_What you should do_
Give the number of lines in the entries below that contain "this". Write nothing besides it.

——————————

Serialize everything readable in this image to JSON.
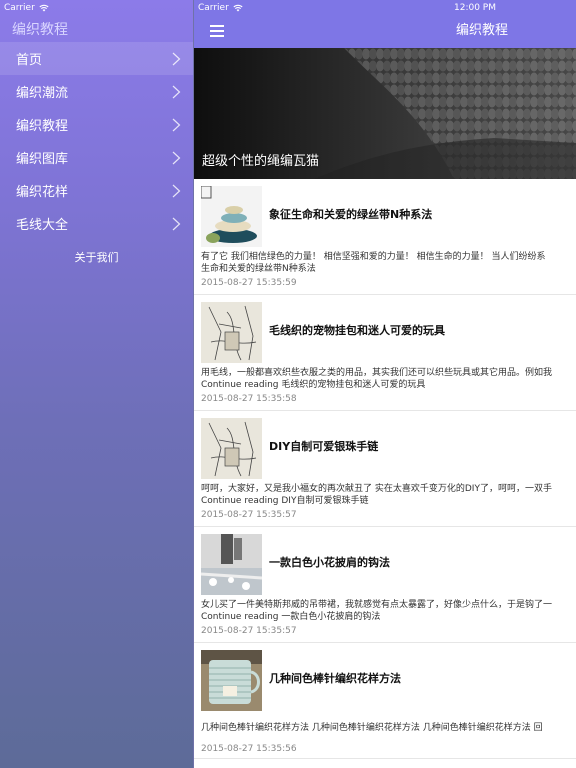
{
  "status": {
    "carrier": "Carrier",
    "time": "12:00 PM"
  },
  "drawer": {
    "title": "编织教程",
    "items": [
      {
        "label": "首页",
        "active": true
      },
      {
        "label": "编织潮流",
        "active": false
      },
      {
        "label": "编织教程",
        "active": false
      },
      {
        "label": "编织图库",
        "active": false
      },
      {
        "label": "编织花样",
        "active": false
      },
      {
        "label": "毛线大全",
        "active": false
      }
    ],
    "about": "关于我们"
  },
  "navbar": {
    "title": "编织教程",
    "menu_icon": "hamburger-icon"
  },
  "banner": {
    "caption": "超级个性的绳编瓦猫"
  },
  "articles": [
    {
      "title": "象征生命和关爱的绿丝带N种系法",
      "excerpt_line1": "有了它 我们相信绿色的力量！ 相信坚强和爱的力量！ 相信生命的力量！ 当人们纷纷系",
      "excerpt_line2": "生命和关爱的绿丝带N种系法",
      "date": "2015-08-27 15:35:59"
    },
    {
      "title": "毛线织的宠物挂包和迷人可爱的玩具",
      "excerpt_line1": "用毛线，一般都喜欢织些衣服之类的用品，其实我们还可以织些玩具或其它用品。例如我",
      "excerpt_line2": "Continue reading 毛线织的宠物挂包和迷人可爱的玩具",
      "date": "2015-08-27 15:35:58"
    },
    {
      "title": "DIY自制可爱银珠手链",
      "excerpt_line1": "呵呵，大家好，又是我小福女的再次献丑了 实在太喜欢千变万化的DIY了，呵呵，一双手",
      "excerpt_line2": "Continue reading DIY自制可爱银珠手链",
      "date": "2015-08-27 15:35:57"
    },
    {
      "title": "一款白色小花披肩的钩法",
      "excerpt_line1": "女儿买了一件美特斯邦威的吊带裙，我就感觉有点太暴露了，好像少点什么，于是钩了一",
      "excerpt_line2": "Continue reading 一款白色小花披肩的钩法",
      "date": "2015-08-27 15:35:57"
    },
    {
      "title": "几种间色棒针编织花样方法",
      "excerpt_line1": " 几种间色棒针编织花样方法 几种间色棒针编织花样方法 几种间色棒针编织花样方法 回",
      "excerpt_line2": "",
      "date": "2015-08-27 15:35:56"
    }
  ],
  "colors": {
    "navbar": "#7e76e6",
    "drawer_top": "#8c7be9",
    "drawer_bottom": "#5d6b98"
  }
}
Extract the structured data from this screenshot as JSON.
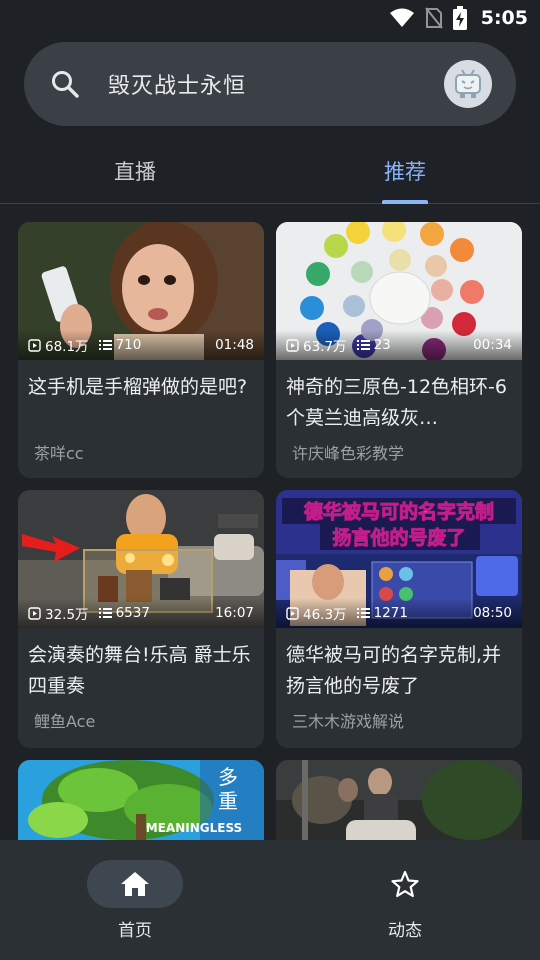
{
  "status": {
    "time": "5:05",
    "icons": [
      "wifi-icon",
      "no-sim-icon",
      "battery-charging-icon"
    ]
  },
  "search": {
    "query": "毁灭战士永恒",
    "icon": "search-icon",
    "avatar_icon": "tv-mascot-avatar"
  },
  "tabs": [
    {
      "label": "直播",
      "active": false
    },
    {
      "label": "推荐",
      "active": true
    }
  ],
  "videos": [
    {
      "views": "68.1万",
      "danmaku": "710",
      "duration": "01:48",
      "title": "这手机是手榴弹做的是吧?",
      "author": "茶咩cc"
    },
    {
      "views": "63.7万",
      "danmaku": "23",
      "duration": "00:34",
      "title": "神奇的三原色-12色相环-6个莫兰迪高级灰…",
      "author": "许庆峰色彩教学"
    },
    {
      "views": "32.5万",
      "danmaku": "6537",
      "duration": "16:07",
      "title": "会演奏的舞台!乐高 爵士乐四重奏",
      "author": "鲤鱼Ace"
    },
    {
      "views": "46.3万",
      "danmaku": "1271",
      "duration": "08:50",
      "title": "德华被马可的名字克制,并扬言他的号废了",
      "author": "三木木游戏解说"
    },
    {
      "title": "",
      "author": ""
    },
    {
      "title": "",
      "author": ""
    }
  ],
  "thumb_text": {
    "t4_line1": "德华被马可的名字克制",
    "t4_line2": "扬言他的号废了",
    "t5_side1": "多",
    "t5_side2": "重",
    "t5_caption": "MEANINGLESS"
  },
  "bottom_nav": [
    {
      "label": "首页",
      "icon": "home-icon",
      "active": true
    },
    {
      "label": "动态",
      "icon": "star-icon",
      "active": false
    }
  ],
  "colors": {
    "background": "#1e2226",
    "card": "#2b3035",
    "accent": "#8ab4f8"
  }
}
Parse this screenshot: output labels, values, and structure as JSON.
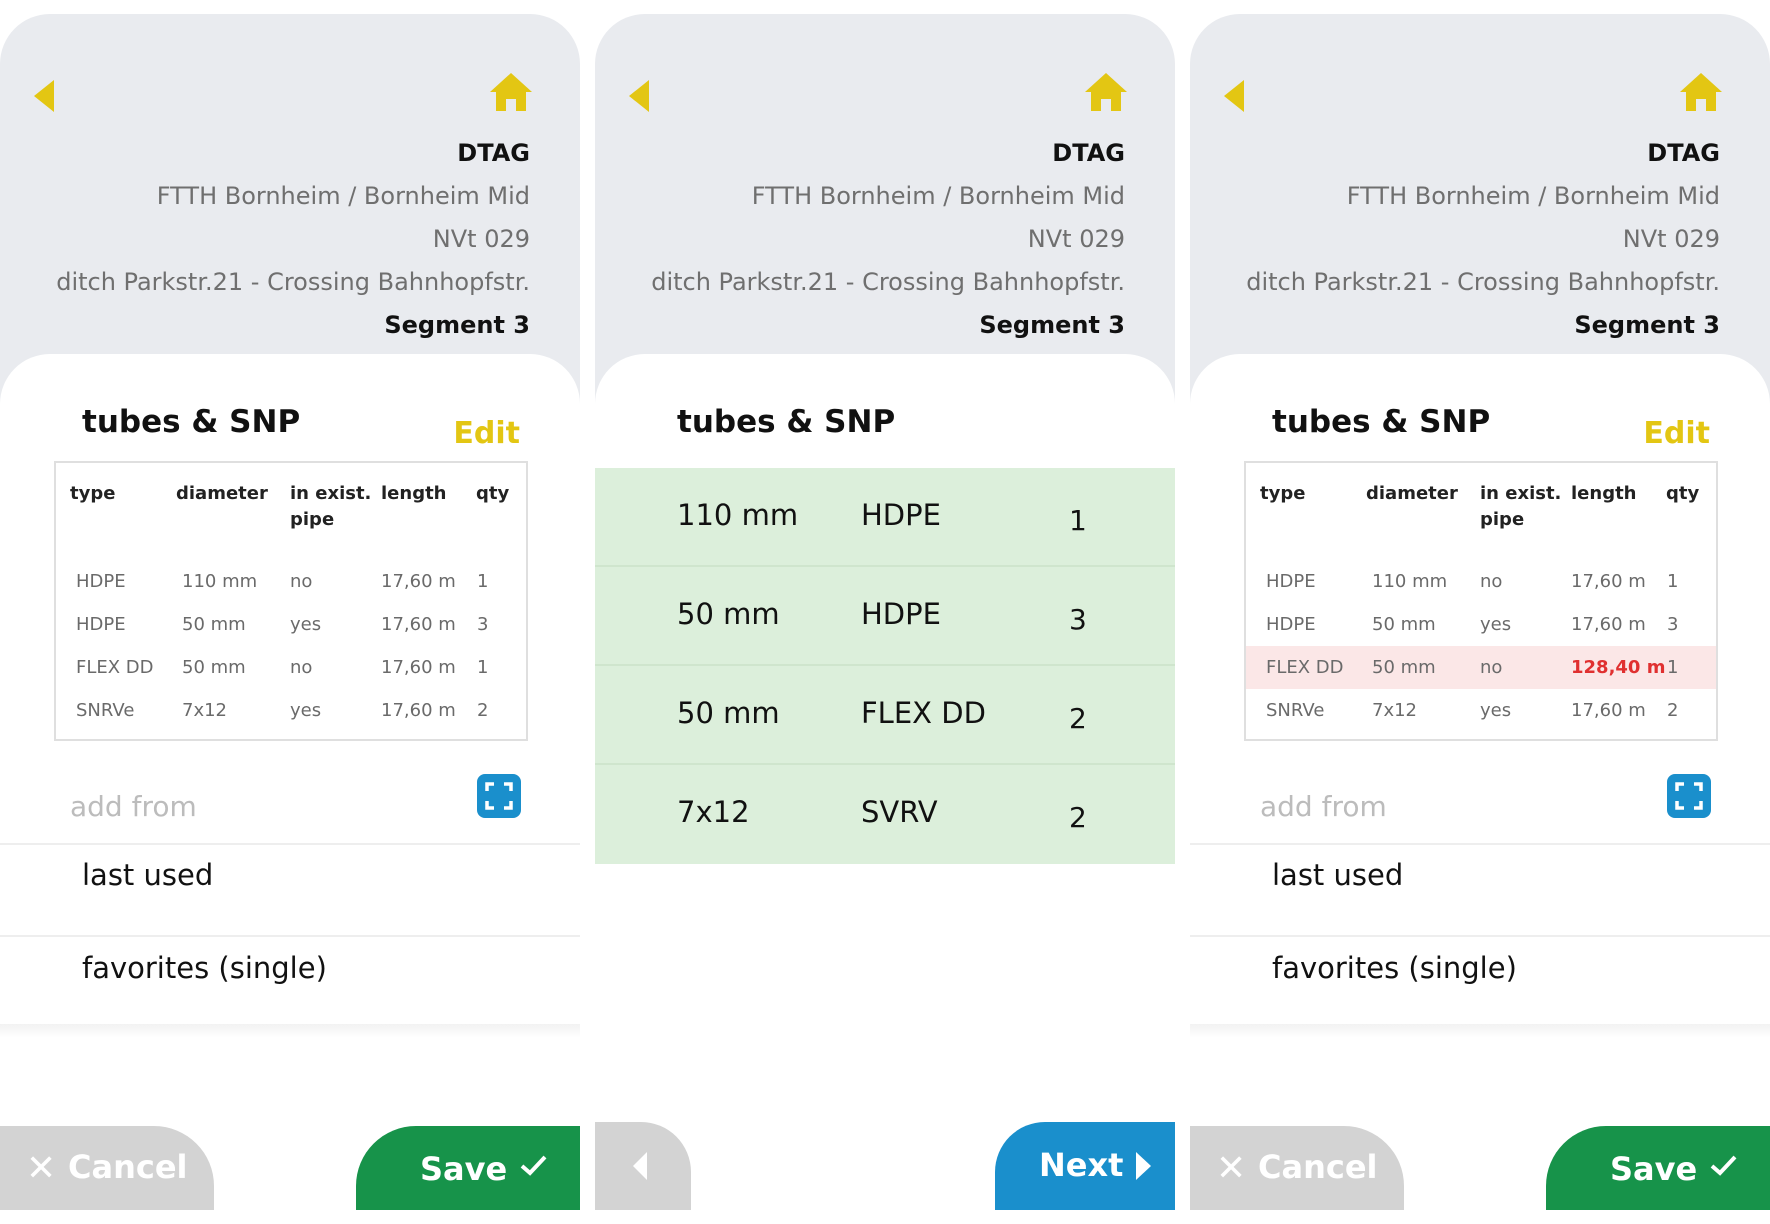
{
  "colors": {
    "accent_yellow": "#e3c613",
    "header_bg": "#e9ebef",
    "save_green": "#17934a",
    "next_blue": "#1a8fcc",
    "cancel_gray": "#d3d3d3",
    "alert_red": "#e03030",
    "list_green": "#dcefdb",
    "row_highlight": "#fbe7e7"
  },
  "icons": {
    "back": "back-arrow-icon",
    "home": "home-icon",
    "scan": "scan-icon",
    "close": "close-icon",
    "check": "check-icon",
    "next": "next-arrow-icon"
  },
  "header": {
    "company": "DTAG",
    "project": "FTTH Bornheim / Bornheim Mid",
    "nvt": "NVt 029",
    "ditch": "ditch Parkstr.21 - Crossing Bahnhopfstr.",
    "segment": "Segment 3"
  },
  "section": {
    "title": "tubes & SNP",
    "edit_label": "Edit"
  },
  "table": {
    "headers": {
      "type": "type",
      "diameter": "diameter",
      "in_exist_1": "in exist.",
      "in_exist_2": "pipe",
      "length": "length",
      "qty": "qty"
    },
    "rows": [
      {
        "type": "HDPE",
        "diameter": "110 mm",
        "in_exist": "no",
        "length": "17,60 m",
        "qty": "1"
      },
      {
        "type": "HDPE",
        "diameter": "50 mm",
        "in_exist": "yes",
        "length": "17,60 m",
        "qty": "3"
      },
      {
        "type": "FLEX DD",
        "diameter": "50 mm",
        "in_exist": "no",
        "length": "17,60 m",
        "qty": "1"
      },
      {
        "type": "SNRVe",
        "diameter": "7x12",
        "in_exist": "yes",
        "length": "17,60 m",
        "qty": "2"
      }
    ],
    "rows_edited": [
      {
        "type": "HDPE",
        "diameter": "110 mm",
        "in_exist": "no",
        "length": "17,60 m",
        "qty": "1"
      },
      {
        "type": "HDPE",
        "diameter": "50 mm",
        "in_exist": "yes",
        "length": "17,60 m",
        "qty": "3"
      },
      {
        "type": "FLEX DD",
        "diameter": "50 mm",
        "in_exist": "no",
        "length": "128,40 m",
        "qty": "1"
      },
      {
        "type": "SNRVe",
        "diameter": "7x12",
        "in_exist": "yes",
        "length": "17,60 m",
        "qty": "2"
      }
    ]
  },
  "add_from": {
    "label": "add from"
  },
  "lists": {
    "last_used": "last used",
    "favorites": "favorites (single)"
  },
  "buttons": {
    "cancel": "Cancel",
    "save": "Save",
    "next": "Next"
  },
  "selection": [
    {
      "diameter": "110 mm",
      "type": "HDPE",
      "qty": "1"
    },
    {
      "diameter": "50 mm",
      "type": "HDPE",
      "qty": "3"
    },
    {
      "diameter": "50 mm",
      "type": "FLEX DD",
      "qty": "2"
    },
    {
      "diameter": "7x12",
      "type": "SVRV",
      "qty": "2"
    }
  ]
}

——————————

_Expected answer_
3